I don't often see cooked unagi on a menu, and so I half expected my lunch to be sashimi or an unagi roll (the menu just says, "unagi combo").

But there it was, a plump, split piece of beautifully tender, steaming eel. I'm certain that many readers are a little revolted at the idea, but you shouldn't be. The eel was much less fishy than many other common seafood options, and it was lightly dressed with that lovely sweet sauce that makes unagi rolls so delicious.

With it, in standard bento style, I had eight pieces of nicely prepared and fresh-tasting California roll (a standard recipe filled with crab, avocado and cucumber), two tender and crispy tempura shrimp, a big pile of sliced tempura-coated potatoes and sweet potatoes, miso soup and a "house salad" of iceberg lettuce and a few veggies with a nice, tangy dressing.

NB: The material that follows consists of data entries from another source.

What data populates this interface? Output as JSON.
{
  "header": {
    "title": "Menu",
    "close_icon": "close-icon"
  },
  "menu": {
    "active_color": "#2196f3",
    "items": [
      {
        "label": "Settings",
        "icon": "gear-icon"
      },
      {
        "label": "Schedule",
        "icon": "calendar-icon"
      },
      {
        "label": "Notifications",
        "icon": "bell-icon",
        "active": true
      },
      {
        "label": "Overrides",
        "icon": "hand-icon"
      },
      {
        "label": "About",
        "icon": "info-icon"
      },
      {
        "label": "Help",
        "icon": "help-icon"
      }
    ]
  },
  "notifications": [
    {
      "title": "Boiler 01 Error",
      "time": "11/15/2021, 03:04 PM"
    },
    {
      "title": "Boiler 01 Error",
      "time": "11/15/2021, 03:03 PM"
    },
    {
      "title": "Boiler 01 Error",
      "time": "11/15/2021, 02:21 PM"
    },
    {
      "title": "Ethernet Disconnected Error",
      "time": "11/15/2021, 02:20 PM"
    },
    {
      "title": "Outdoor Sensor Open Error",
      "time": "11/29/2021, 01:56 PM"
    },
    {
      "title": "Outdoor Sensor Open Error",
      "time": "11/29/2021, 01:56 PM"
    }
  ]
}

Cindy also went with something besides the all-you-can-eat option, deciding instead for the sushi lunch combo of four rolls, cut into four pieces each. At $6.99 it's a bargain and filling to boot.

I don't know if the rolls offered in this combo are ever rotated; I thought the selection was appropriate for springtime, if a bit repetitive. There was a spicy California roll, tempura vegetable roll, tempura shrimp roll with cucumber and, my favorite, a "New Jersey" roll of fresh and flavorful salmon and avocado.

My 4-year-old son, who was with us, is a big fan of sticky rice. I thought about just getting him a side order of plain rice and calling it good, but instead I went with one of the lunch specials, a rice bowl of kid-friendly teriyaki chicken, nicely cooked, sliced and topped with teriyaki sauce and a sprinkling of scallions. He enjoyed it, and my husband enjoyed his leftovers that night.

Sushi rolls and nigiri $2.50-$9.50, sashimi $5.95-$15.95, lunch specials and combinations $6.99-$9.95, all-you-can-eat lunch $14.95, all-you-can-eat dinner $19.95, appetizers $3-$7.95, salad $1.95-$6.50, bento $9.95-$10.95, dessert $1.95-$4.95.

Sushi Yah

Rating: ★★★

Where: 2440 E. Fort Union Blvd., Cottonwood Heights

Hours: Lunch: Monday-Friday, 11 a.m.-4 p.m.; Dinner: Monday-Friday, 5-9:30 p.m.; Saturday, 11:30 a.m.-9:30 p.m.; closed Sunday

Payment: Major credit cards accepted

Phone: 801-944-3933

Wheelchair access: Easy

Also: Party trays available

Stacey Kratz is a freelance writer who reviews restaurants for the Deseret News. e-mail: skratz@desnews.com